Angela Ingersoll was born to play Judy Garland. But the word “play” doesn’t come close to suggesting just what this petite, raven-haired actress with the astonishing voice (and a remarkable physical resemblance to Garland) does during the course of the Porchlight Music Theatre production of “End of the Rainbow,” Peter Quilter’s play-with-music that conjures the tragic, chaotic months that led up to Garland’s death in 1969, when, at the age of 47, she succumbed to a barbiturate overdose.
‘END THE RAINBOW’
When: Through Dec. 9
Where: Porchlight Music Theatre, at Stage 773, 1225 W. Belmont
Tickets: $45 – $51
Run time: 2 hours and 25 minutes, with one intermission
Ingersoll’s tour de force performance is an act of breathtaking alchemy — a simultaneously sublime and chilling act of transformation. And it might well leave you believing you’ve encountered the ghost of the beloved film star who was one of the most distinctive interpreters of the Great American songbook, and whose brilliant career ran parallel to a lifelong battle with drugs and alcohol, and the hunger for the kind of love no audience could satisfy.
From the moment she strides into the London hotel room where she will be staying during a grueling five-week engagement at The Talk of the Town nightclub (formerly the Hippodrome), it is clear the Garland is emotionally unstable — capable of cursing a blue streak and mixing charm with manipulation, but also desperately needy, frightened and just one step away from total meltdown. It is early in 1969, and she is trying to make a comeback (and work her way out of debt) after a mostly disastrous tour to Australia several years earlier, and after being fired from the film, “Valley of the Dolls,” because of her failure to show up for rehearsals.
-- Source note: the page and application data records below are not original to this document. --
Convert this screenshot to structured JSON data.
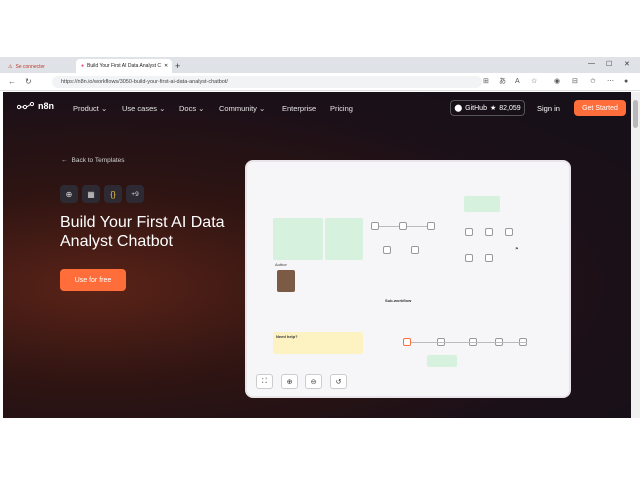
{
  "browser": {
    "tab_inactive_label": "Se connecter",
    "tab_active_label": "Build Your First AI Data Analyst C",
    "new_tab": "+",
    "url": "https://n8n.io/workflows/3050-build-your-first-ai-data-analyst-chatbot/"
  },
  "nav": {
    "logo_text": "n8n",
    "items": [
      "Product",
      "Use cases",
      "Docs",
      "Community",
      "Enterprise",
      "Pricing"
    ],
    "github_label": "GitHub",
    "github_stars": "82,059",
    "signin": "Sign in",
    "get_started": "Get Started"
  },
  "hero": {
    "back_link": "Back to Templates",
    "more_apps": "+9",
    "title": "Build Your First AI Data Analyst Chatbot",
    "cta": "Use for free"
  },
  "preview": {
    "author_label": "Author",
    "help_label": "Need help?",
    "subworkflow_label": "Sub-workflow"
  },
  "colors": {
    "accent": "#ff6d3a"
  }
}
At her side is Mickey Deans (Kyle Hatley, who deftly walks the line between caretaker and enabler), the considerably younger nightclub manager who will become her fifth and final husband. And waiting to work with her again is the gay British piano accompanist she has known for years, Anthony Chapman (an ideal turn by pianist Jon Steinhagen, who also is the show’s music director).
Both men initially try to keep Garland away from the alcohol and pills that have plagued her since her teenage years in Hollywood, although Deans will ultimately try to save himself and keep her going by becoming her “supplier.”
Meanwhile, in one of the play’s most wrenching scenes — exquisitely played by Steinhagen and Ingersoll — Chapman, who is in many ways as lonely and hungry for love as the singer, offers her a safe haven, but one devoid of sex.
Along the way there are many opportunities for Ingersoll to sing the songs with which Garland is most closely associated, including “The Trolley Song,” “The Man That Got Away,” “When You’re Smiling,” “Come Rain or Come Shine,” “Over the Rainbow,” and “By Myself.” Sometimes it is just a tantalizing snippet; at other times it is a full-out performance. In all cases it is perfectly placed, and invariably the effect is blistering, hypnotic and altogether shattering.
Ingersoll captures the timbre and phrasing of Garland’s heart-piercing contralto to uncanny effect, but she never gives you the feeling she is doing an “impression,” for she has crawled so far into Garland’s psyche, and captured so much of her edgy gesturing (just watch as she gets entangled in her microphone cord), her tempestuous soul and her hungry heart, that she has made both the anguish and swagger her own. And she makes you see how Garland’s interpretations of the songs came straight from life. A superb physical comedienne (she recently played Hedy LaRue in the Marriott Theatre production of “How to Succeed in Business Without Really Trying,” and left indelible marks with roles in “The 39 Steps” and “The Game’s Afoot” at Drury Lane Theatre a few seasons back), Ingersoll also knows how to elicit laughs along with tears.
“End of the Rainbow” (which debuted in Australia in 2005, and has been seen in London, on Broadway and beyond), is superbly directed here by Porchlight’s artistic director, Michael Weber. It features Felipe Jorge in several roles, including an amusing turn as a BBC Radio interviewer who tries to hold things together with the erratic Garland. There also is a sensational onstage Talk of the Town band that includes Lindsay Williams, Gregory Strauss, Cara Hartz, Dan Kristan and Joe Pascarello.
Christopher Rhoton’s set easily shifts from traditional English hotel suite to nightclub glitter. And Bill Morey has recreated Garland’s signature sparkling costumes, which Ingersoll wears as if she were Garland’s clone. By the time you leave the theater you might well believe that is the case.